PC Mag reports that, in 2011, Facebook welcomed 21-year-old George Hotz onto its development team. Why did this make the news? Prior to being hired by Facebook, Hotz had been involved in a months-long court battle against Sony because he had hacked into the company’s Playstation 3 platform.
Hotz’s case is far from an exceptional occurrence. The same article from PC Mag listed other black hat hackers whose unlawful exploits landed them jobs at top companies. Why do so many large business turn toward hackers to help them create better, more secure products?
Hackers Have a High Level of Knowledge
Writing for CSO Online, one expert commented, “The rationale for hiring criminal hackers is based on the thinking that, ‘It takes a thief to catch a thief’.” Some formerly criminal hackers, such as Kevin Mitnick, who served five years in prison for criminal hacking, have started their own legitimate cybersecurity consulting firms. Indeed, the knowledge that hackers gain through their exploits might furnish them with knowledge they could not gain through more traditional avenues of education.
Black Hat Isn’t the Only Hat
Black hat hackers are not the only ones who find jobs via their hacking skills. According to Eric Geier, writing for PCWorld, government and business organizations are now hiring ethical hackers, also known as white hat hackers, to prevent data theft.
CBS News reported on the hacker hiring phenomenon, bringing out the example of a firm called Bugcrowd, which helps companies connect with hackers. The hackers dig through the systems of major businesses, such as Pinterest and Western Union, and receive payments when they find flaws in those companies’ security measures. The CBS article mentioned other major companies, including Square and Google, that also enlist professional hackers’ help.
Even Apple, whose products are famous for their resistance to viruses, has hired hackers. The company hired the hackers who created the first virus to affect MacBooks, according to a report from Business Insider.
Will it Always Be Necessary for Companies to Hire Hackers?
White hat and gray hat hackers might always have a place within companies, but what about black hat hackers? An article from Tech Target stated that many companies are struggling to find qualified cybersecurity professionals, in part because many job applicants do not have the necessary experience to perform well on the job. Some companies are filling open positions by sponsoring H-1B workers from other countries.
It seems the shortage of cybersecurity experts might make it necessary for companies to continue to hire hackers — regardless of what hat they wear — for the foreseeable future. However, universities might soon provide the employees that companies are so desperate to hire. At Maryville University, our bachelor’s programs in cybersecurity focus on things such as general cybersecurity, offensive cybersecurity, and defensive cybersecurity.

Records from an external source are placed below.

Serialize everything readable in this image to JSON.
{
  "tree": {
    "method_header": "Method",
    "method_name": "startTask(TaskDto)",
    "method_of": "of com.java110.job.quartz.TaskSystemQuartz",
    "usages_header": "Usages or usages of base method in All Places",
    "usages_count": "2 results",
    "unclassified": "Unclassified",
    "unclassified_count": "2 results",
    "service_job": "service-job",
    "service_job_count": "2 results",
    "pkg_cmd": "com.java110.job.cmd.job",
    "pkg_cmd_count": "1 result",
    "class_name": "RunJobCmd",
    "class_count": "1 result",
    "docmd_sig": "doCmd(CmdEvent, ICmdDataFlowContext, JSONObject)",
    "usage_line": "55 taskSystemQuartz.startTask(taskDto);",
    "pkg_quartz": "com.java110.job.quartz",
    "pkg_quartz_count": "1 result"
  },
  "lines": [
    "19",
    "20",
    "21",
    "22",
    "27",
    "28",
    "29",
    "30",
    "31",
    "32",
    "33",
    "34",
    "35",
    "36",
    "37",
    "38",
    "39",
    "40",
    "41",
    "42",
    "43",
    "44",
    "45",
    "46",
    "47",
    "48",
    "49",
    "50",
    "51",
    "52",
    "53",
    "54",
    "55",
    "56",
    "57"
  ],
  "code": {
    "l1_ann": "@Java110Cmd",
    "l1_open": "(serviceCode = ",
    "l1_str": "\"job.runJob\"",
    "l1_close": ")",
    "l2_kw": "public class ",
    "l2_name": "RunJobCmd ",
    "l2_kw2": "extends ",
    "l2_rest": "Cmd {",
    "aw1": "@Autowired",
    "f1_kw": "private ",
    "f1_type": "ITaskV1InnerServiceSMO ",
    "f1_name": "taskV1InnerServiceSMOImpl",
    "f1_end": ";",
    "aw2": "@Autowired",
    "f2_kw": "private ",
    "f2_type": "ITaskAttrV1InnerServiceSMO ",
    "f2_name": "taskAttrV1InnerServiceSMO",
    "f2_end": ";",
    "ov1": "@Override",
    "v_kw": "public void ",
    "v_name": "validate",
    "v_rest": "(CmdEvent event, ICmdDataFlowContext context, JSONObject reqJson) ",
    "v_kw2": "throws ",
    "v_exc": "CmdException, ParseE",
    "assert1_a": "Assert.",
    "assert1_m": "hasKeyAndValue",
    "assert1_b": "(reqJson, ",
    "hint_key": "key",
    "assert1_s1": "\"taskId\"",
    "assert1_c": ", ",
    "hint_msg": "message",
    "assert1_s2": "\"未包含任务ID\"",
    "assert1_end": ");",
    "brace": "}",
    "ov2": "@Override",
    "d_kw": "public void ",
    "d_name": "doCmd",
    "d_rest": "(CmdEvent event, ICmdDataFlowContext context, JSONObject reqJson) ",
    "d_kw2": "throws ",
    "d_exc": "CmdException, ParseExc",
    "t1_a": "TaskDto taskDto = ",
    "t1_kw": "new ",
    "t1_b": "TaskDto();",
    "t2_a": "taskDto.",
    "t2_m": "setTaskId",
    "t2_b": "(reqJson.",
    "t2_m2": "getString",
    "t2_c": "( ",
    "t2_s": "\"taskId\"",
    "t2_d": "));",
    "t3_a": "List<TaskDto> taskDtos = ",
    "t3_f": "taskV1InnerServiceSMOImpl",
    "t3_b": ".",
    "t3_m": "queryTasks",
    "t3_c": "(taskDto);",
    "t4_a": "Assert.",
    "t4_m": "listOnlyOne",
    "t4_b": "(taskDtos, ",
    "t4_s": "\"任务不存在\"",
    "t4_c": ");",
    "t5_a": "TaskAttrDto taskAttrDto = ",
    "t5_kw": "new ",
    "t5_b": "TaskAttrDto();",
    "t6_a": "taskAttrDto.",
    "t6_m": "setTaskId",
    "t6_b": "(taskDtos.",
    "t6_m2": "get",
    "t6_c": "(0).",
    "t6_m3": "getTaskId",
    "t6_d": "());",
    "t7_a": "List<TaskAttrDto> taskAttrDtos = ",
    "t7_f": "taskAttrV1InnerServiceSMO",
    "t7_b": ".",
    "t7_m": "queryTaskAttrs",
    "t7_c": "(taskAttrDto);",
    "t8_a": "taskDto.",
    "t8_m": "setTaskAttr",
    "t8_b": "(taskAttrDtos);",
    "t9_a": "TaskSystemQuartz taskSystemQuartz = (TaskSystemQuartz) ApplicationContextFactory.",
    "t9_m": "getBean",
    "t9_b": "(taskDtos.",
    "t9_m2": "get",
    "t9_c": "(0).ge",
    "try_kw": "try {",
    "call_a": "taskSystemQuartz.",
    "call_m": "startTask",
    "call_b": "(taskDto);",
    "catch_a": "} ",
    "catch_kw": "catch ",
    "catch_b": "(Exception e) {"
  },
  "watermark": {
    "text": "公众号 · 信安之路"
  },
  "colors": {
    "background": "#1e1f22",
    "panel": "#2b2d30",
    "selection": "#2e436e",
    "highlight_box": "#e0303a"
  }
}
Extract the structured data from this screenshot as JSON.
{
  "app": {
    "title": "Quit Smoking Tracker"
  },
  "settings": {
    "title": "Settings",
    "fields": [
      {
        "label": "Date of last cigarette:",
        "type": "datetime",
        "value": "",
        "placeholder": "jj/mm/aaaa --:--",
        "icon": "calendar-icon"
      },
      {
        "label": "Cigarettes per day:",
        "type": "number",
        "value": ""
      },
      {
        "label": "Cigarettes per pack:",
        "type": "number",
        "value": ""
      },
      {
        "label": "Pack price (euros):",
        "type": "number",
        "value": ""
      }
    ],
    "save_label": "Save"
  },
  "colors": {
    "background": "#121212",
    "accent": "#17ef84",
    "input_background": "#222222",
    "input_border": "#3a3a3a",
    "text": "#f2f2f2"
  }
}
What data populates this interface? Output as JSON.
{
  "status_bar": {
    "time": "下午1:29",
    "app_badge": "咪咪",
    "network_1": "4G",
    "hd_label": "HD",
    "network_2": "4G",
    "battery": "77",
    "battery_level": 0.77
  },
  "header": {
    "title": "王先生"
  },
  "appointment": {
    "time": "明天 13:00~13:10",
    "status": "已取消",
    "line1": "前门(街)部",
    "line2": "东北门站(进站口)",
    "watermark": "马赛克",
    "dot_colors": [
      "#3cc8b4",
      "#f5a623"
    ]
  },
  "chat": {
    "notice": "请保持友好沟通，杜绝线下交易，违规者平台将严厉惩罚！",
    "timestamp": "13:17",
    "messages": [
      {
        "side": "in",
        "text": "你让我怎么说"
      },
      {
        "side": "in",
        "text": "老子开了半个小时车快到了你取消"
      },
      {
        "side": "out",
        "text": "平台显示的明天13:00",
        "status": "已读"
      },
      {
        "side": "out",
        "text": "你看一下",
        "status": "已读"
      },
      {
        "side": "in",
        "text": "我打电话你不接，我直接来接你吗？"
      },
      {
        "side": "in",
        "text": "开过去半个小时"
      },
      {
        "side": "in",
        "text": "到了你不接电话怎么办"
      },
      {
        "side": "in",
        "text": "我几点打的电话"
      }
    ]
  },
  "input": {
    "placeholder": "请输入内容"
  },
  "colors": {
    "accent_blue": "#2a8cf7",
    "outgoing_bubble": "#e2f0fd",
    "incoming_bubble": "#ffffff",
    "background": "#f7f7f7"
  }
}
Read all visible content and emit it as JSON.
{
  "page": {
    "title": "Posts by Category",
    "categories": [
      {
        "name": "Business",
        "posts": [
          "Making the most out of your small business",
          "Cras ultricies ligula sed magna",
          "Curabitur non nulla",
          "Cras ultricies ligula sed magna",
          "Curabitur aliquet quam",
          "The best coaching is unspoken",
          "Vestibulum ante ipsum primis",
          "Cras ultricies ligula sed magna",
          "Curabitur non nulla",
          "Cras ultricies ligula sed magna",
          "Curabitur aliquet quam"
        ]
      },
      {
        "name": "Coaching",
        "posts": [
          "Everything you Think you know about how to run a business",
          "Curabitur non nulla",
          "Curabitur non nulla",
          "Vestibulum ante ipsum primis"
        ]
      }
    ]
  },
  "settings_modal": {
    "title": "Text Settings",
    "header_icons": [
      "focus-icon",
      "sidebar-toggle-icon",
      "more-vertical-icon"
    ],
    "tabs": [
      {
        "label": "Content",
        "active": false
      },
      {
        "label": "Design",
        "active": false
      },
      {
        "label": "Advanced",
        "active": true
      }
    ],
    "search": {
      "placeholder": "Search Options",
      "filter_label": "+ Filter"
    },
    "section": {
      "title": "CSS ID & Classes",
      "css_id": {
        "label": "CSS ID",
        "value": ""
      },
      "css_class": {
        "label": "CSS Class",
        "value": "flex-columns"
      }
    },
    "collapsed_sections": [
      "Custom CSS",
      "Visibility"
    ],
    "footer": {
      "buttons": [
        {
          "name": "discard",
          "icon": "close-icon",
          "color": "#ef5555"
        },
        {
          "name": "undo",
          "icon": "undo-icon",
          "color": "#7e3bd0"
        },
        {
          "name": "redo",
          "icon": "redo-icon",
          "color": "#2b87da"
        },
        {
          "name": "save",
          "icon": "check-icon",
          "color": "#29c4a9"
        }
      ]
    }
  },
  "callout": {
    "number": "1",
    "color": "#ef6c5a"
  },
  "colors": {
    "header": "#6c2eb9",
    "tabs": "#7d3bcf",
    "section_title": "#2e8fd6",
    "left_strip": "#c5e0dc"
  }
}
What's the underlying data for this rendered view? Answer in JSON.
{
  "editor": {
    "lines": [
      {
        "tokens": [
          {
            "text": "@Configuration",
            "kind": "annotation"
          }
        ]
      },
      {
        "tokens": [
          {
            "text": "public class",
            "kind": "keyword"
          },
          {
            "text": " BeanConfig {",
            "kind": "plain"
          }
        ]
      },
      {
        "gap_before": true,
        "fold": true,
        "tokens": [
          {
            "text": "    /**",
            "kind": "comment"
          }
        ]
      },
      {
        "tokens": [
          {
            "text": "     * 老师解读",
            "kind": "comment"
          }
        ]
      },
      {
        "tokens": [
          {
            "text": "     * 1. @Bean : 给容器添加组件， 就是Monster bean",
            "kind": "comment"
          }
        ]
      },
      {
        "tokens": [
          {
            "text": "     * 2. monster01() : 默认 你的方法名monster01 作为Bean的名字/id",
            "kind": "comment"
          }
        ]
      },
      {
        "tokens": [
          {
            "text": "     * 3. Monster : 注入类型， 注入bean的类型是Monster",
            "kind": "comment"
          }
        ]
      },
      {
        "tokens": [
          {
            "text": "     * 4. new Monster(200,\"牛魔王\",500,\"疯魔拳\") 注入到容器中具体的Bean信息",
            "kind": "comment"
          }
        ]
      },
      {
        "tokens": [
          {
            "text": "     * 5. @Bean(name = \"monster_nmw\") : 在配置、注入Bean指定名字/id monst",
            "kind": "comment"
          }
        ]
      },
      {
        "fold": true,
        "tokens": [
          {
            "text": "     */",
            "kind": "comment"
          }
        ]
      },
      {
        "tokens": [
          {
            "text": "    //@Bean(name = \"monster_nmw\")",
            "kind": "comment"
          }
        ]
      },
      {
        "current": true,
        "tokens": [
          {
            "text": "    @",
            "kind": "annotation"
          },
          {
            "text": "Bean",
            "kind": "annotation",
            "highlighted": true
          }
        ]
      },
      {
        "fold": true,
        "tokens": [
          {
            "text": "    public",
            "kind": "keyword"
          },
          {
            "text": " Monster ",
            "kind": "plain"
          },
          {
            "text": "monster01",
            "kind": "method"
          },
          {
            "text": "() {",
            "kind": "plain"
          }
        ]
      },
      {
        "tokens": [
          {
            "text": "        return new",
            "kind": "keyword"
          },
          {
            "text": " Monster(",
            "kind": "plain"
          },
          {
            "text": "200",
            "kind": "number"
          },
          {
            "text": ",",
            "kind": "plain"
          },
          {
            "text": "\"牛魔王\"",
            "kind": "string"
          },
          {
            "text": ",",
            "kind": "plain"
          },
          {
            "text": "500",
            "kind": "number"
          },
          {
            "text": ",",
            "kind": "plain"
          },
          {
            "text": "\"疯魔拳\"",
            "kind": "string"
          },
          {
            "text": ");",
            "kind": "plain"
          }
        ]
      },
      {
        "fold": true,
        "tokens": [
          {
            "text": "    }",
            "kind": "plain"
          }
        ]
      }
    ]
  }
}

Hackers might not be the cybersecurity force of the future, but they certainly play a role in its present.